Several leading retailers are to meet their carbon emissions targets two years early as part of the British Retail Consortium’s “Better Retail Better World” initiative.
Almost 30 retailers have signed up to the programme to meet goals including reducing carbon emissions by more than a third and cutting the proportion of waste sent to landfill to just 2%.
Carbon emissions were reduced 36% in absolute terms, surpassing the 2020 target of 25%.
Relative to shop floorspace, carbon emissions from stores, and energy-related carbon emissions from store deliveries were down 67% and 47% respectively. Efforts to tackle carbon reduction include the use of bio-fuels and renewable energy across the supply chain.
However, other areas, such as transport emissions and greenhouse gases from refrigeration, continue to need more work.
Helen Dickinson, chief executive of the British Retail Consortium, said: “We are facing a climate emergency. It is ever more important for businesses to unite to tackle these global challenges. While we can see significant progress being made, we should not underestimate the scale of the challenge before us.
Join the world’s leaders in sustainability at Drapers Sustainable Fashion 2020 in London on 11 March 2020.
The event is for fashion brands and retailers, clothes manufacturers, supply chain experts, innovators and anybody for whom sustainability matters.
We are creating a programme of hard-hitting talks, projects showcasing sustainability in action, and start-up innovation that is pushing the boundaries of the possible.
“The public want to know that the food they eat, the clothes they wear and the goods they buy, are ethically made and responsibly sourced.

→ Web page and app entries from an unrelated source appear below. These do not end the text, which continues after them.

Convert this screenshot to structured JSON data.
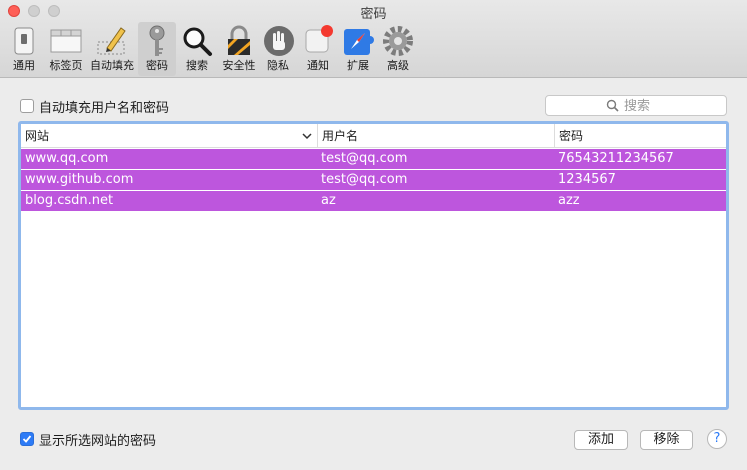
{
  "window": {
    "title": "密码"
  },
  "toolbar": {
    "items": [
      {
        "label": "通用",
        "icon": "general-switch-icon"
      },
      {
        "label": "标签页",
        "icon": "tabs-icon"
      },
      {
        "label": "自动填充",
        "icon": "autofill-pencil-icon"
      },
      {
        "label": "密码",
        "icon": "key-icon",
        "selected": true
      },
      {
        "label": "搜索",
        "icon": "magnifier-icon"
      },
      {
        "label": "安全性",
        "icon": "security-lock-icon"
      },
      {
        "label": "隐私",
        "icon": "privacy-hand-icon"
      },
      {
        "label": "通知",
        "icon": "notification-icon"
      },
      {
        "label": "扩展",
        "icon": "extensions-puzzle-icon"
      },
      {
        "label": "高级",
        "icon": "advanced-gear-icon"
      }
    ]
  },
  "autofill_checkbox": {
    "label": "自动填充用户名和密码",
    "checked": false
  },
  "search": {
    "placeholder": "搜索"
  },
  "table": {
    "columns": [
      "网站",
      "用户名",
      "密码"
    ],
    "rows": [
      {
        "site": "www.qq.com",
        "user": "test@qq.com",
        "password": "76543211234567"
      },
      {
        "site": "www.github.com",
        "user": "test@qq.com",
        "password": "1234567"
      },
      {
        "site": "blog.csdn.net",
        "user": "az",
        "password": "azz"
      }
    ],
    "selected_color": "#bd56dd"
  },
  "show_password_checkbox": {
    "label": "显示所选网站的密码",
    "checked": true
  },
  "buttons": {
    "add": "添加",
    "remove": "移除",
    "help": "?"
  }
}
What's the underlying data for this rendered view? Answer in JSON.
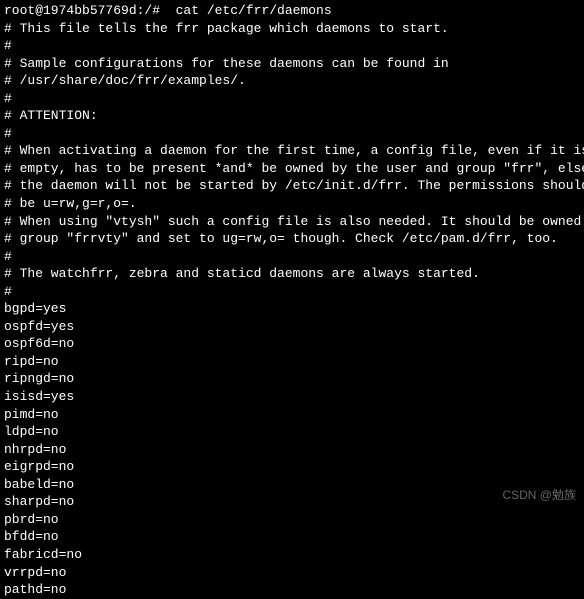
{
  "prompt": {
    "full": "root@1974bb57769d:/#  cat /etc/frr/daemons"
  },
  "comments": [
    "# This file tells the frr package which daemons to start.",
    "#",
    "# Sample configurations for these daemons can be found in",
    "# /usr/share/doc/frr/examples/.",
    "#",
    "# ATTENTION:",
    "#",
    "# When activating a daemon for the first time, a config file, even if it is",
    "# empty, has to be present *and* be owned by the user and group \"frr\", else",
    "# the daemon will not be started by /etc/init.d/frr. The permissions should",
    "# be u=rw,g=r,o=.",
    "# When using \"vtysh\" such a config file is also needed. It should be owned by",
    "# group \"frrvty\" and set to ug=rw,o= though. Check /etc/pam.d/frr, too.",
    "#",
    "# The watchfrr, zebra and staticd daemons are always started.",
    "#"
  ],
  "daemons": [
    {
      "name": "bgpd",
      "value": "yes"
    },
    {
      "name": "ospfd",
      "value": "yes"
    },
    {
      "name": "ospf6d",
      "value": "no"
    },
    {
      "name": "ripd",
      "value": "no"
    },
    {
      "name": "ripngd",
      "value": "no"
    },
    {
      "name": "isisd",
      "value": "yes"
    },
    {
      "name": "pimd",
      "value": "no"
    },
    {
      "name": "ldpd",
      "value": "no"
    },
    {
      "name": "nhrpd",
      "value": "no"
    },
    {
      "name": "eigrpd",
      "value": "no"
    },
    {
      "name": "babeld",
      "value": "no"
    },
    {
      "name": "sharpd",
      "value": "no"
    },
    {
      "name": "pbrd",
      "value": "no"
    },
    {
      "name": "bfdd",
      "value": "no"
    },
    {
      "name": "fabricd",
      "value": "no"
    },
    {
      "name": "vrrpd",
      "value": "no"
    },
    {
      "name": "pathd",
      "value": "no"
    }
  ],
  "watermark": "CSDN @勉族"
}
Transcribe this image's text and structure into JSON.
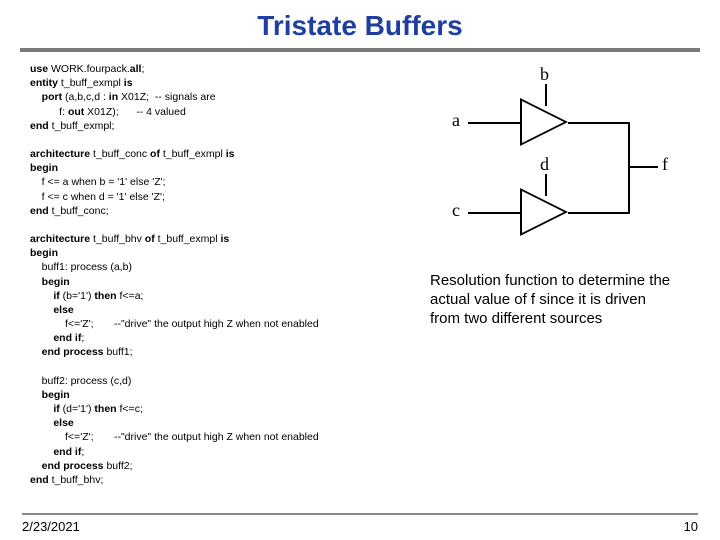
{
  "title": "Tristate Buffers",
  "code": {
    "l1a": "use",
    "l1b": " WORK.fourpack.",
    "l1c": "all",
    "l1d": ";",
    "l2a": "entity",
    "l2b": " t_buff_exmpl ",
    "l2c": "is",
    "l3a": "    port",
    "l3b": " (a,b,c,d : ",
    "l3c": "in",
    "l3d": " X01Z;  -- signals are",
    "l4a": "          f: ",
    "l4b": "out",
    "l4c": " X01Z);      -- 4 valued",
    "l5a": "end",
    "l5b": " t_buff_exmpl;",
    "blank1": " ",
    "l6a": "architecture",
    "l6b": " t_buff_conc ",
    "l6c": "of",
    "l6d": " t_buff_exmpl ",
    "l6e": "is",
    "l7a": "begin",
    "l8": "    f <= a when b = '1' else 'Z';",
    "l9": "    f <= c when d = '1' else 'Z';",
    "l10a": "end",
    "l10b": " t_buff_conc;",
    "blank2": " ",
    "l11a": "architecture",
    "l11b": " t_buff_bhv ",
    "l11c": "of",
    "l11d": " t_buff_exmpl ",
    "l11e": "is",
    "l12a": "begin",
    "l13": "    buff1: process (a,b)",
    "l14a": "    begin",
    "l15a": "        if",
    "l15b": " (b='1') ",
    "l15c": "then",
    "l15d": " f<=a;",
    "l16a": "        else",
    "l17": "            f<='Z';       --\"drive\" the output high Z when not enabled",
    "l18a": "        end if",
    "l18b": ";",
    "l19a": "    end process",
    "l19b": " buff1;",
    "blank3": " ",
    "l20": "    buff2: process (c,d)",
    "l21a": "    begin",
    "l22a": "        if",
    "l22b": " (d='1') ",
    "l22c": "then",
    "l22d": " f<=c;",
    "l23a": "        else",
    "l24": "            f<='Z';       --\"drive\" the output high Z when not enabled",
    "l25a": "        end if",
    "l25b": ";",
    "l26a": "    end process",
    "l26b": " buff2;",
    "l27a": "end",
    "l27b": " t_buff_bhv;"
  },
  "diagram": {
    "a": "a",
    "b": "b",
    "c": "c",
    "d": "d",
    "f": "f"
  },
  "explain": "Resolution function to determine the actual value of f since it is driven from two different sources",
  "footer": {
    "date": "2/23/2021",
    "page": "10"
  }
}
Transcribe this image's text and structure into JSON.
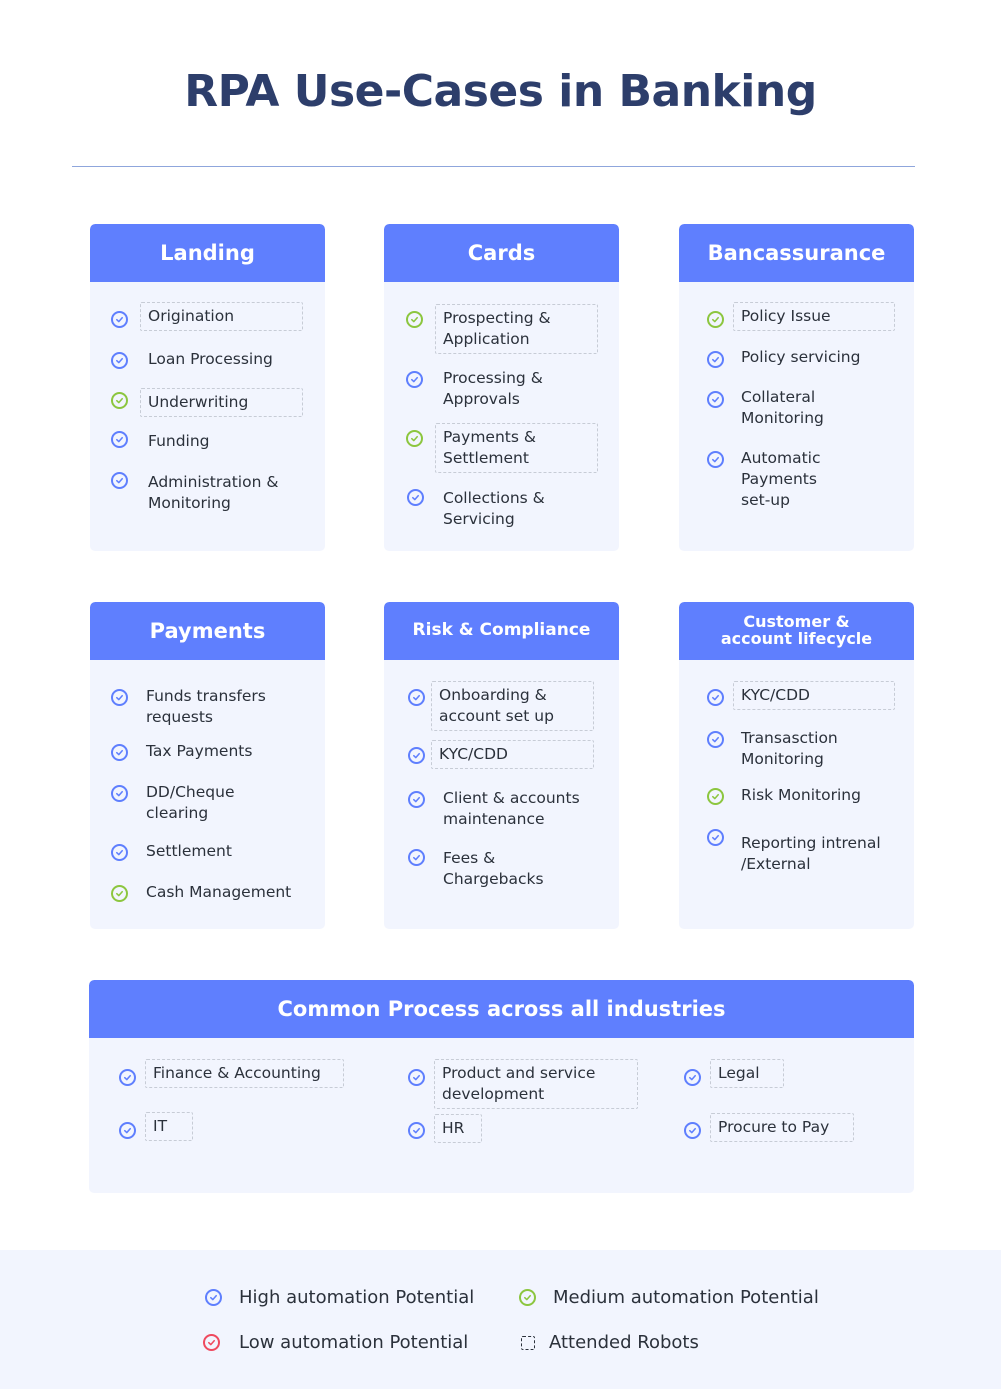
{
  "title": "RPA Use-Cases in Banking",
  "colors": {
    "high": "#5f7ffe",
    "medium": "#8cc63f",
    "low": "#ef4a5f",
    "header_bg": "#5f7ffe",
    "card_bg": "#f2f5fe",
    "title": "#2d3e6b"
  },
  "cards": [
    {
      "title": "Landing",
      "items": [
        {
          "label": "Origination",
          "potential": "high",
          "attended": true
        },
        {
          "label": "Loan Processing",
          "potential": "high",
          "attended": false
        },
        {
          "label": "Underwriting",
          "potential": "medium",
          "attended": true
        },
        {
          "label": "Funding",
          "potential": "high",
          "attended": false
        },
        {
          "label": "Administration & Monitoring",
          "potential": "high",
          "attended": false
        }
      ]
    },
    {
      "title": "Cards",
      "items": [
        {
          "label": "Prospecting & Application",
          "potential": "medium",
          "attended": true
        },
        {
          "label": "Processing & Approvals",
          "potential": "high",
          "attended": false
        },
        {
          "label": "Payments & Settlement",
          "potential": "medium",
          "attended": true
        },
        {
          "label": "Collections & Servicing",
          "potential": "high",
          "attended": false
        }
      ]
    },
    {
      "title": "Bancassurance",
      "items": [
        {
          "label": "Policy Issue",
          "potential": "medium",
          "attended": true
        },
        {
          "label": "Policy servicing",
          "potential": "high",
          "attended": false
        },
        {
          "label": "Collateral Monitoring",
          "potential": "high",
          "attended": false
        },
        {
          "label": "Automatic Payments set-up",
          "potential": "high",
          "attended": false
        }
      ]
    },
    {
      "title": "Payments",
      "items": [
        {
          "label": "Funds transfers requests",
          "potential": "high",
          "attended": false
        },
        {
          "label": "Tax Payments",
          "potential": "high",
          "attended": false
        },
        {
          "label": "DD/Cheque clearing",
          "potential": "high",
          "attended": false
        },
        {
          "label": "Settlement",
          "potential": "high",
          "attended": false
        },
        {
          "label": "Cash Management",
          "potential": "medium",
          "attended": false
        }
      ]
    },
    {
      "title": "Risk & Compliance",
      "items": [
        {
          "label": "Onboarding & account set up",
          "potential": "high",
          "attended": true
        },
        {
          "label": "KYC/CDD",
          "potential": "high",
          "attended": true
        },
        {
          "label": "Client & accounts maintenance",
          "potential": "high",
          "attended": false
        },
        {
          "label": "Fees & Chargebacks",
          "potential": "high",
          "attended": false
        }
      ]
    },
    {
      "title": "Customer & account lifecycle",
      "items": [
        {
          "label": "KYC/CDD",
          "potential": "high",
          "attended": true
        },
        {
          "label": "Transasction Monitoring",
          "potential": "high",
          "attended": false
        },
        {
          "label": "Risk Monitoring",
          "potential": "medium",
          "attended": false
        },
        {
          "label": "Reporting intrenal /External",
          "potential": "high",
          "attended": false
        }
      ]
    }
  ],
  "common": {
    "title": "Common Process across all industries",
    "items": [
      {
        "label": "Finance & Accounting",
        "potential": "high",
        "attended": true
      },
      {
        "label": "Product and service development",
        "potential": "high",
        "attended": true
      },
      {
        "label": "Legal",
        "potential": "high",
        "attended": true
      },
      {
        "label": "IT",
        "potential": "high",
        "attended": true
      },
      {
        "label": "HR",
        "potential": "high",
        "attended": true
      },
      {
        "label": "Procure to Pay",
        "potential": "high",
        "attended": true
      }
    ]
  },
  "legend": [
    {
      "label": "High automation Potential",
      "icon": "check-circle-blue-icon"
    },
    {
      "label": "Medium automation Potential",
      "icon": "check-circle-green-icon"
    },
    {
      "label": "Low automation Potential",
      "icon": "check-circle-red-icon"
    },
    {
      "label": "Attended Robots",
      "icon": "dashed-square-icon"
    }
  ]
}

Better Retail Better World brings together retailers to collaboratively play their part in creating a sustainable future.”
Nitin Passi, founder and CEO of Missguided, said: “Collaboration between retailers to deliver on UN Sustainable Development Goals and address the challenges our industry faces in sustainability, ethical supply chains, and workers’ rights, is more than just vital – it’s the only way to bring real, lasting change.”